EXERCISE BRIEF: Lines of the listing that contain "here" need to be copied.

STORED DATA:
*** Begin section ***

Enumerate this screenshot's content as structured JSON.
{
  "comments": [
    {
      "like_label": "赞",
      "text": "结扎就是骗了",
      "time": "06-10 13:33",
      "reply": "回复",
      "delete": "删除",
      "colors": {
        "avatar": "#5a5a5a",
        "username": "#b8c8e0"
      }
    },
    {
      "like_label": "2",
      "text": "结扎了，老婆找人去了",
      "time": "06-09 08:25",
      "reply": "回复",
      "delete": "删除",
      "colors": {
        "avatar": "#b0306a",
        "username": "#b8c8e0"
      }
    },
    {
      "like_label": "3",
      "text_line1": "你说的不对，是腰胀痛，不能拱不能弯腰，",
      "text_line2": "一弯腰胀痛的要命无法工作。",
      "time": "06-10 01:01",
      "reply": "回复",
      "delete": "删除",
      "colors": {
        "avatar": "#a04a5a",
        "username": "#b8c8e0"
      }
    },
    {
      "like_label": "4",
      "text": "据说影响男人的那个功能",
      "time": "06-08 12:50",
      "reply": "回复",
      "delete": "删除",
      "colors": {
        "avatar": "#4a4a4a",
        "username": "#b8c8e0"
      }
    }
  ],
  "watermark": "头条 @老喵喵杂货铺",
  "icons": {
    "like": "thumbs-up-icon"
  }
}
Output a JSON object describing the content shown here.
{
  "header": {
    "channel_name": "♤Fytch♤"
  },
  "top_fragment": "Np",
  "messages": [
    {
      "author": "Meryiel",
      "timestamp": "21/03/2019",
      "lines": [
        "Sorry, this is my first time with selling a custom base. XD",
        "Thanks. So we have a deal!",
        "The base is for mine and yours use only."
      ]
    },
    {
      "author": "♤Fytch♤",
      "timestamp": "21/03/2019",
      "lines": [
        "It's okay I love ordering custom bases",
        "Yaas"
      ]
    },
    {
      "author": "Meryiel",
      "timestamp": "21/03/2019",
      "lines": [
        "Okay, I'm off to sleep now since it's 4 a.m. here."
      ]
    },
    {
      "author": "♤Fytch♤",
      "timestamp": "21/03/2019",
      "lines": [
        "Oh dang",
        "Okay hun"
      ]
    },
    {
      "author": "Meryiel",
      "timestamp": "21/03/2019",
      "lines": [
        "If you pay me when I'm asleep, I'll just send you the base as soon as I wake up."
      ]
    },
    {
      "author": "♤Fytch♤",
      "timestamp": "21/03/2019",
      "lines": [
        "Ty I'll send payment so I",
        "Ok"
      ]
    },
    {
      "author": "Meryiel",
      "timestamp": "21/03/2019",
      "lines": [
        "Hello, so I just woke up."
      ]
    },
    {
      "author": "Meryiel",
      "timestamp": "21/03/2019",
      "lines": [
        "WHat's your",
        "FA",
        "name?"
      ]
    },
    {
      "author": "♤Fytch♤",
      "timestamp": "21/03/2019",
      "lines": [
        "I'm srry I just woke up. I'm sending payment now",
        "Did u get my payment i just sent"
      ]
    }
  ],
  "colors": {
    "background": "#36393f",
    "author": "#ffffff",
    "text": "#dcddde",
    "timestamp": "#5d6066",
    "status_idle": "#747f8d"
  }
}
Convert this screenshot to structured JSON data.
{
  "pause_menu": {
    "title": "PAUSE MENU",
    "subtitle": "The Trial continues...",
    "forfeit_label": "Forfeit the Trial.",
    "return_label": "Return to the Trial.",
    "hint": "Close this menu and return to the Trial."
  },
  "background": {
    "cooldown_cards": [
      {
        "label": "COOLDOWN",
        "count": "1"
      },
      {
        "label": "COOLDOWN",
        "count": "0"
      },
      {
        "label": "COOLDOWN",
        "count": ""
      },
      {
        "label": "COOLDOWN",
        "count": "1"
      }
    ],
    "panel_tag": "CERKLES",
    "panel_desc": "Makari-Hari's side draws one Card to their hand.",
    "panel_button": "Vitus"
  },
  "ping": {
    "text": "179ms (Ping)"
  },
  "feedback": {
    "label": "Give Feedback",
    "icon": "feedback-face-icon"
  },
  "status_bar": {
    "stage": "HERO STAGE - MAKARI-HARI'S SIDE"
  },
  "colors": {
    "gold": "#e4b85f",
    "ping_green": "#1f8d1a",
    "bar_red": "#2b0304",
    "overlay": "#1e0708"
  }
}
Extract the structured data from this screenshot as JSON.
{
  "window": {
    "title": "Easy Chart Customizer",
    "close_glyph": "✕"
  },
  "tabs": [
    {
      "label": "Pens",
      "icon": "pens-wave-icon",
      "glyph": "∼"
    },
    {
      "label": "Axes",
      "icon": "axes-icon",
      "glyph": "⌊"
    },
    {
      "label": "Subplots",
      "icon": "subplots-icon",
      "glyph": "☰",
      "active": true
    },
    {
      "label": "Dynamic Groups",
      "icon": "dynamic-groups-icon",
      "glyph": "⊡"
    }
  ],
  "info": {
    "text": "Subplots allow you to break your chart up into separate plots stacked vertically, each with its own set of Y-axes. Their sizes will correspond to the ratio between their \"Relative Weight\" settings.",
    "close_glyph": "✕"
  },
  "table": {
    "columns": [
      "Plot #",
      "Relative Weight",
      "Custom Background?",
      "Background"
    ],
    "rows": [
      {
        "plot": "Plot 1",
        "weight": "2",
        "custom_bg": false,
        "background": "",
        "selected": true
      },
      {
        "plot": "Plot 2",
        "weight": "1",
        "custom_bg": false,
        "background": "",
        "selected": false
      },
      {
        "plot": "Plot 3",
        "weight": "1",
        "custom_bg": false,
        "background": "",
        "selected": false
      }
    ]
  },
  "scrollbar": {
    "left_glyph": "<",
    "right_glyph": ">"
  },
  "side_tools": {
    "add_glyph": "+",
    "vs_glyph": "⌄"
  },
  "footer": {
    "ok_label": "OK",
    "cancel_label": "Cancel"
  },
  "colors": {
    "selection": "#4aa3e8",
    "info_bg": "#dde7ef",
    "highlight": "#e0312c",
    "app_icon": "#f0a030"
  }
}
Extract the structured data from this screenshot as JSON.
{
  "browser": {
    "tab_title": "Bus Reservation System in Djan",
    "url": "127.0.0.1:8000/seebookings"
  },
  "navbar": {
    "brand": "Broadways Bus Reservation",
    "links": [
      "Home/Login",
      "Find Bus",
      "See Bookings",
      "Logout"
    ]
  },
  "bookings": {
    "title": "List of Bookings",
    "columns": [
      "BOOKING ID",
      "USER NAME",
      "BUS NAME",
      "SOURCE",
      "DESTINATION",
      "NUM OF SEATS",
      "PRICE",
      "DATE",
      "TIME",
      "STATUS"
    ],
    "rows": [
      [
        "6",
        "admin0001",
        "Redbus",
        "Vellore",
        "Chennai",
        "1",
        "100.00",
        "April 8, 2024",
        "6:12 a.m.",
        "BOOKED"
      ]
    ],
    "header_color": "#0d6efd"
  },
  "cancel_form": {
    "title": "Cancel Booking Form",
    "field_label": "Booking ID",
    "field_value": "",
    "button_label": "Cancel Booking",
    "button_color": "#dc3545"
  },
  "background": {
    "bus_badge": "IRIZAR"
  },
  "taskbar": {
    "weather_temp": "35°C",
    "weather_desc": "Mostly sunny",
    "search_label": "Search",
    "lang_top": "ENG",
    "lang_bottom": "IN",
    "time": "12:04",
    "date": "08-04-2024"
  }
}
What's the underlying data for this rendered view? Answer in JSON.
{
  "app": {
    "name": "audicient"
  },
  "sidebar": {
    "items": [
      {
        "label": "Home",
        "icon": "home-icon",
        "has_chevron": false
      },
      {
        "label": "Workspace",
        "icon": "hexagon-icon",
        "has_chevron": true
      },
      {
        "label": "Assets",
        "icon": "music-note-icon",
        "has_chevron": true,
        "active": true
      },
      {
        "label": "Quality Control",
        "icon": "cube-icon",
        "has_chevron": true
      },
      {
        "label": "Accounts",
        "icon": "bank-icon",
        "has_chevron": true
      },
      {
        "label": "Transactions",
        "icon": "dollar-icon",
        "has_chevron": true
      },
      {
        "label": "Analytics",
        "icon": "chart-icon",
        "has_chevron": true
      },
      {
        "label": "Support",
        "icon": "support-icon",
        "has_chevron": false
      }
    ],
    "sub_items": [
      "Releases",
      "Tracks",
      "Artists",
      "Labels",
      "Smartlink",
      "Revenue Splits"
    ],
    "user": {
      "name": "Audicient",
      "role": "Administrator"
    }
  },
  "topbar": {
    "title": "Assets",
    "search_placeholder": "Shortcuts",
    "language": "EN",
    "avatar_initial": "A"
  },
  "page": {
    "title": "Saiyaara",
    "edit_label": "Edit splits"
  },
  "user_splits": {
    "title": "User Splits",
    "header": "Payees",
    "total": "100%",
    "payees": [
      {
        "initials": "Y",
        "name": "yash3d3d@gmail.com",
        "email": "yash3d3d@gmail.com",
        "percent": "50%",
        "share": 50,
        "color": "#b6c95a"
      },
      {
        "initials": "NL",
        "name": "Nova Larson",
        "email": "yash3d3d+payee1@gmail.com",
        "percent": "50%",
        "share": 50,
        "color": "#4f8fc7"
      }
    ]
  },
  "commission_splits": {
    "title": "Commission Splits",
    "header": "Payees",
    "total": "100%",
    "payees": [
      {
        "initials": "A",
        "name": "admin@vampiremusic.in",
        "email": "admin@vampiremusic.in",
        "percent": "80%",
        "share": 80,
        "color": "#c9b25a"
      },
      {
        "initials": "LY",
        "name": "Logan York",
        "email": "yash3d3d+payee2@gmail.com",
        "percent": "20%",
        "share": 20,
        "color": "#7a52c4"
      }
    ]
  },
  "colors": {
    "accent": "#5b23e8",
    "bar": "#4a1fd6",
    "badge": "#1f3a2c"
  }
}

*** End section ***

SOLUTION BELOW:
Output a JSON object describing the content shown here.
        "Okay, I'm off to sleep now since it's 4 a.m. here."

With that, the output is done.